With higher funds, states can design schemes as per need, says PM Modi

New Delhi(PTI): The states share will now be 42 per cent of the entire kitty as compared to 32 per cent previously.”The total devolution to states in 2015-16 will be significantly higher than in 2014-15. This naturally leaves far less money with the Central Government,” Modi said according to an official statement issued here.

Government has accepted the Finance Commission’s recommendations for a substantial hike in share of states in central taxes and asked them to tailor make schemes as per their needs, Prime Minister Narendra Modi said today.

In a letter to all Chief Ministers, Modi said the states are free to change Centrally Sponsored Schemes and plan the course of their development.

“The 14th Finance Commission has recommended a record increase of 10 per cent in the devolution of the divisible pool of resources to states. This compares with the marginal increases made by previous Finance Commissions,” he wrote.

The states share will now be 42 per cent of the entire kitty as compared to 32 per cent previously.”The total devolution to states in 2015-16 will be significantly higher than in 2014-15. This naturally leaves far less money with the Central Government,” Modi said according to an official statement issued here.

He said that while the Finance Commission was in favour of all state plans being met through the resources being devolved, the Centre will continue to support national priority projects like poverty elimination, MNREGA, education, health, rural development, agriculture and a few others.

“…when you (states) are flush with resources, I would like you to have a fresh look at some of the erstwhile schemes and programmes supported by the centre. States are free to continue or change these schemes and programmes as per their discretion and requirement,” Modi said.

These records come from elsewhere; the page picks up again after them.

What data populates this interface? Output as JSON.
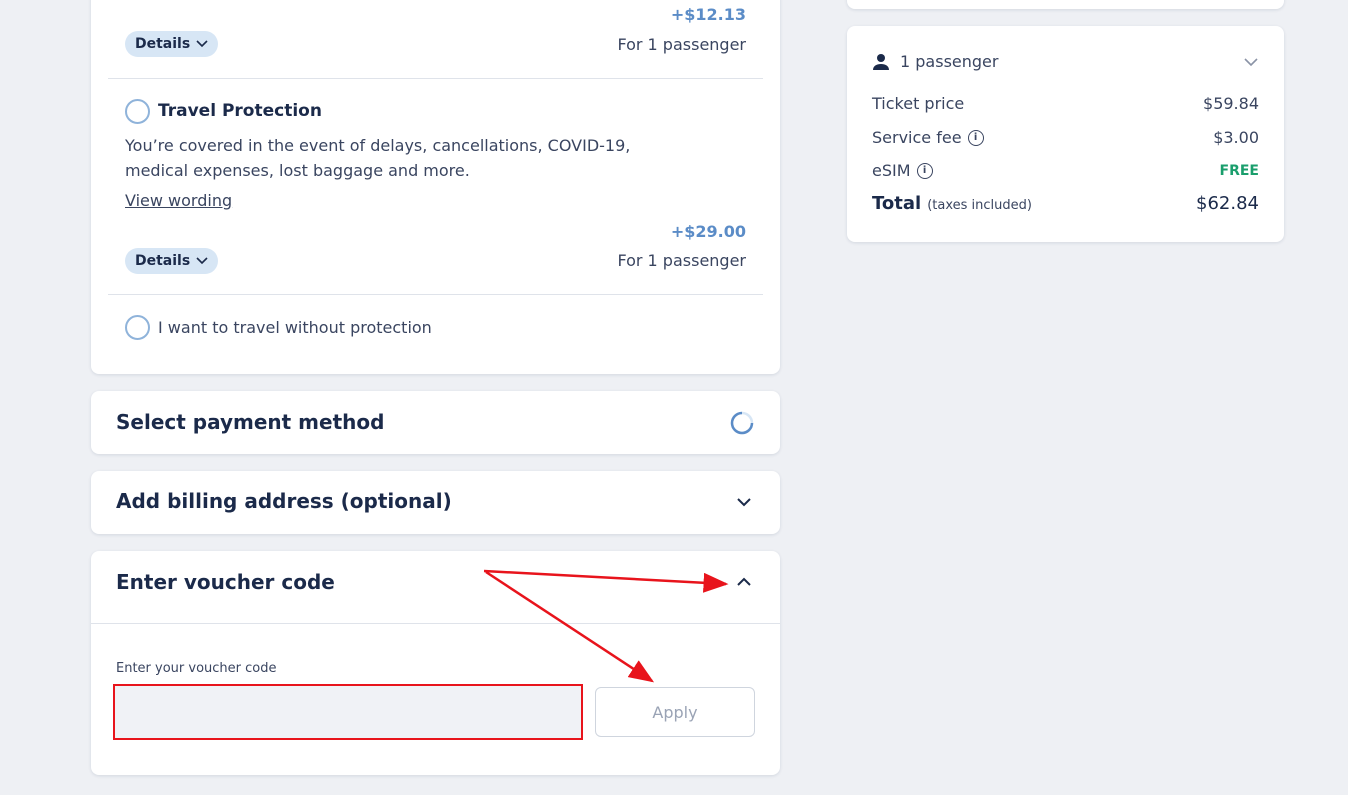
{
  "protection_card": {
    "option1": {
      "price": "+$12.13",
      "details_label": "Details",
      "per_passenger": "For 1 passenger"
    },
    "option2": {
      "title": "Travel Protection",
      "description_line1": "You’re covered in the event of delays, cancellations, COVID-19,",
      "description_line2": "medical expenses, lost baggage and more.",
      "view_wording": "View wording",
      "price": "+$29.00",
      "details_label": "Details",
      "per_passenger": "For 1 passenger"
    },
    "no_protection_label": "I want to travel without protection"
  },
  "payment": {
    "title": "Select payment method"
  },
  "billing": {
    "title": "Add billing address (optional)"
  },
  "voucher": {
    "title": "Enter voucher code",
    "field_label": "Enter your voucher code",
    "input_value": "",
    "apply_label": "Apply"
  },
  "summary": {
    "passengers": "1 passenger",
    "rows": [
      {
        "label": "Ticket price",
        "value": "$59.84"
      },
      {
        "label": "Service fee",
        "value": "$3.00"
      },
      {
        "label": "eSIM",
        "value": "FREE"
      }
    ],
    "total_label": "Total",
    "total_note": "(taxes included)",
    "total_value": "$62.84"
  },
  "colors": {
    "accent_blue": "#5b8cc7",
    "free_green": "#1a9e6c",
    "annotation_red": "#e8141c"
  }
}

He added that with this “we are moving away from rigid centralised planning, forcing a ‘One size fits all’ approach on states. States have always been voicing their opposition to this philosophy for years”.

Modi said the NDA government has decided to devolve maximum money to states and allowed them the required freedom to plan the course of their development, accepting the long standing concerns and long-felt lacunae in the country’s planning process.

The additional 10 per cent of resources being devolved will give you this freedom.

“This is all towards the fulfilment of my promise of co-operative federalism. We have decided to involve states in discussing and planning national priorities… This is our strategy to take the country to a faster and yet inclusive growth trajectory through co-operative federalism which is real and true federalism,” Modi said, while drawing reference to formation of NITI Aayog.

Strong states are the foundation of a strong India, he said, adding that the Centre is committed to the idea of empowering them in all possible ways.

“We also believe that states should be allowed to chalk out their programmes and schemes with greater financial strength and autonomy, while observing financial prudence and discipline. We are clear that without this, local development needs cannot be met and marginalised communities and backward regions cannot be brought into the mainstream,” he said.

As per the suggestions of the Commission, headed by former RBI governor Y V Reddy, less money would remain in the hands of the Central Government. “However, we have taken the recommendations of the 14th Finance Commission in a positive spirit as they strengthen your hand in designing and implementing schemes as per your priorities and needs,” Modi said.

The Prime Minister also sought co-operation and involvement of states in defining key challenges.

“I expect that every state will come up with a plan for its key priorities and deploy resources for this purpose. We should also adopt a rigorous system of evaluation of schemes and projects. I will work with you in this effort. Together, we have to establish benchmarks in terms of quality of works and their speedy execution,” he wrote.